As a genre, blues music was developed at the beginning of the twentieth century by rural black musicians. They shaped it with brilliant inspiration from disparate elements of black song. By the early 1920's, recorded urban performers solidified the standard three-verse, 12 bar meter structure that has identified most blues. Fortunately, during that same period , there were recorded musicians who grew up with the blues and whose guitar-styles were more fluid and improvisational.
The state of Texas has had a major presence in the Blues, from the earliest days of the recording era right on up to the present day. So many tremendous Blues musicians have hailed from Texas, i.e. Blind Lemon Jefferson, Lightnin’ Hopkins, T-Bone Walker, Freddy King. This DVD focuses on the Country Blues guitarists who first defined the Texas Blues sound and who put Texas on the map as a prime location in Blues Country.
Woody Mann teaches the song forms and techniques of early American folk and blues guitar styles. Acclaimed blues performer and educator, he teaches five blues songs based on the playing of such originators as Charley Patton, Son House, Robert Johnson, Big Joe Williams, Scrapper Blackwell, and Tommy Johnson.
This DVD presents rare and historical recordings from 1965-1970 of some of the greatest exponents of this blues technique. Black bottleneck guitar styles were probably initially inspired by lap-style Hawaiian slide guitar which enjoyed immense popularity shortly after its inception in the mid-1890s. By 1903, it was already in vogue in Mississippi (and probably elsewhere) according to testimony from W. C. Handy, Gus Cannon and others. Although particularly popular in Mississippi and Louisiana, bottleneck styles could be found the length and breadth of the rural South.

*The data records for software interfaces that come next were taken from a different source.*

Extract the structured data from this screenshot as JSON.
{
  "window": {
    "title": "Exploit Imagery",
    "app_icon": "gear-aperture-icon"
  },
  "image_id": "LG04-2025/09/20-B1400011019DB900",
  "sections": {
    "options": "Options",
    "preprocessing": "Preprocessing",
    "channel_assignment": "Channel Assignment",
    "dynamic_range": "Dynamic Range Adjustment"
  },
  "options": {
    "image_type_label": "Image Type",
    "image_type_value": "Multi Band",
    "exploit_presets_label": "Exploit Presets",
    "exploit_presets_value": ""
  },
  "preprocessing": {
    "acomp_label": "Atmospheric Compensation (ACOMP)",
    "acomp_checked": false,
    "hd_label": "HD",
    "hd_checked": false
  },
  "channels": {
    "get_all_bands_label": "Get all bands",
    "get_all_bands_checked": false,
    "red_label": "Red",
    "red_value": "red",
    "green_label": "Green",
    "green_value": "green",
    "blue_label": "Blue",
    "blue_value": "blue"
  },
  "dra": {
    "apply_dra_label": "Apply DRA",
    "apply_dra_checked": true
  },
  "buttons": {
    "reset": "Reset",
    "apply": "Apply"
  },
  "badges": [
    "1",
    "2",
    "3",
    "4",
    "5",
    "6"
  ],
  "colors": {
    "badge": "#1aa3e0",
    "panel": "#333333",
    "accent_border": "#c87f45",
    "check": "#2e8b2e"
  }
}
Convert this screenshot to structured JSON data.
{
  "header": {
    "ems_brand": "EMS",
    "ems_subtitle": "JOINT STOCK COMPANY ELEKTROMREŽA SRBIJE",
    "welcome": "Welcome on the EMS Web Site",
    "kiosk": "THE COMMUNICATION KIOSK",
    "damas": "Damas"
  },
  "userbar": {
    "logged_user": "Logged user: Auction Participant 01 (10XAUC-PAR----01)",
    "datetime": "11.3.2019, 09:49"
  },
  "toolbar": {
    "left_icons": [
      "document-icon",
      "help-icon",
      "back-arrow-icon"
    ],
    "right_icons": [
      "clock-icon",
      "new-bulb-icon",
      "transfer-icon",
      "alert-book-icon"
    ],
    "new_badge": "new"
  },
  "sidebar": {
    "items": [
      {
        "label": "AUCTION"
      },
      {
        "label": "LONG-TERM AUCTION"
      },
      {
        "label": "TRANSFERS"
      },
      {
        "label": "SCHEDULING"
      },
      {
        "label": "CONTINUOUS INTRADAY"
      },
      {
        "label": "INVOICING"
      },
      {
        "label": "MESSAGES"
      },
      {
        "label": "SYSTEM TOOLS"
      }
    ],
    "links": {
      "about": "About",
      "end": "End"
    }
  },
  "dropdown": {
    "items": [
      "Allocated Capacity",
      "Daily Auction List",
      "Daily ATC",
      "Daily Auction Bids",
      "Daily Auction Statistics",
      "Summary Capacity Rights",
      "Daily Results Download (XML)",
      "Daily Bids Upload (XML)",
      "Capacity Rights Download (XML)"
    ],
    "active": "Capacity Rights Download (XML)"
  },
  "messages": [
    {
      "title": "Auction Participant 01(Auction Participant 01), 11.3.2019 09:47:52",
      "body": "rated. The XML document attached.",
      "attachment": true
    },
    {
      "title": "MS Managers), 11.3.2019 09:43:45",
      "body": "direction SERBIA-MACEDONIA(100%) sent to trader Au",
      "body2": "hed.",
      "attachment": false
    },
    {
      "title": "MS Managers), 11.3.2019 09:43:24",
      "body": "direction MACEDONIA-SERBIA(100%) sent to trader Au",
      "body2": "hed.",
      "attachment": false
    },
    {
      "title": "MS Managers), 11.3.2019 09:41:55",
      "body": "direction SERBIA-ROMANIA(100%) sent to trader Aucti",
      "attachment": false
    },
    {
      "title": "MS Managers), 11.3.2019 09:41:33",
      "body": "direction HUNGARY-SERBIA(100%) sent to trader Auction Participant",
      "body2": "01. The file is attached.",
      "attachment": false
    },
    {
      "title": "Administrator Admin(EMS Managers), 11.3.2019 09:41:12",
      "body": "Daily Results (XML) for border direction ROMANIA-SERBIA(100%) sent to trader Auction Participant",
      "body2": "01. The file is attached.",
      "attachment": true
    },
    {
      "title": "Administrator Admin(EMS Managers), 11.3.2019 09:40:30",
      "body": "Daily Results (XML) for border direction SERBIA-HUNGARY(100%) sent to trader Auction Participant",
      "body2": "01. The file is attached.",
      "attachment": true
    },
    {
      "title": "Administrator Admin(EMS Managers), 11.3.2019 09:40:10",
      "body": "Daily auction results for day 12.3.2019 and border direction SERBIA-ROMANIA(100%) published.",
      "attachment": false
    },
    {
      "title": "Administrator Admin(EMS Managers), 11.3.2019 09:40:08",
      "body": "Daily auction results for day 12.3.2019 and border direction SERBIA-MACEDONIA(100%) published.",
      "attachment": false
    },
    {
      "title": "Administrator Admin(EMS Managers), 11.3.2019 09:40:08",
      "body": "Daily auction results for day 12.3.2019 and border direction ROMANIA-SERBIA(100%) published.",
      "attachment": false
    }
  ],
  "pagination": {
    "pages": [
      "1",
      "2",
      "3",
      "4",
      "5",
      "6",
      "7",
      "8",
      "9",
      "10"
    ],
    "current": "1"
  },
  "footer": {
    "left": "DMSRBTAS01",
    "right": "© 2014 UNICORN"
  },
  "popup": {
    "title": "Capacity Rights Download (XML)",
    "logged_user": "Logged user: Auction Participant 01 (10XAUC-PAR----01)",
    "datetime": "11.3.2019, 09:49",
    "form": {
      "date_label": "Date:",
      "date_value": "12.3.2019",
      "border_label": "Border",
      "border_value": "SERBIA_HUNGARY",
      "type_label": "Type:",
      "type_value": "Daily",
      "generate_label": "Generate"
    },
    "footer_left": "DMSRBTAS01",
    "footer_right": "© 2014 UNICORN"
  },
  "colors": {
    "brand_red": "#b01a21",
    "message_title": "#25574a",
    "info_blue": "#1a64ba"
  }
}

Whether your favourite blues guitarist is Robert Johnson, Muddy Waters, Blind Blake, John Lee Hooker, Big Bill Broonzy, or Mississippi John Hurt, studying the basic techniques presented in this program is the first step toward being able to capture the essence of their traditional styles. In The Basics Woody Mann shows you practical ways to develop fundamental technique and offers you insights into the musical logic of blues guitar.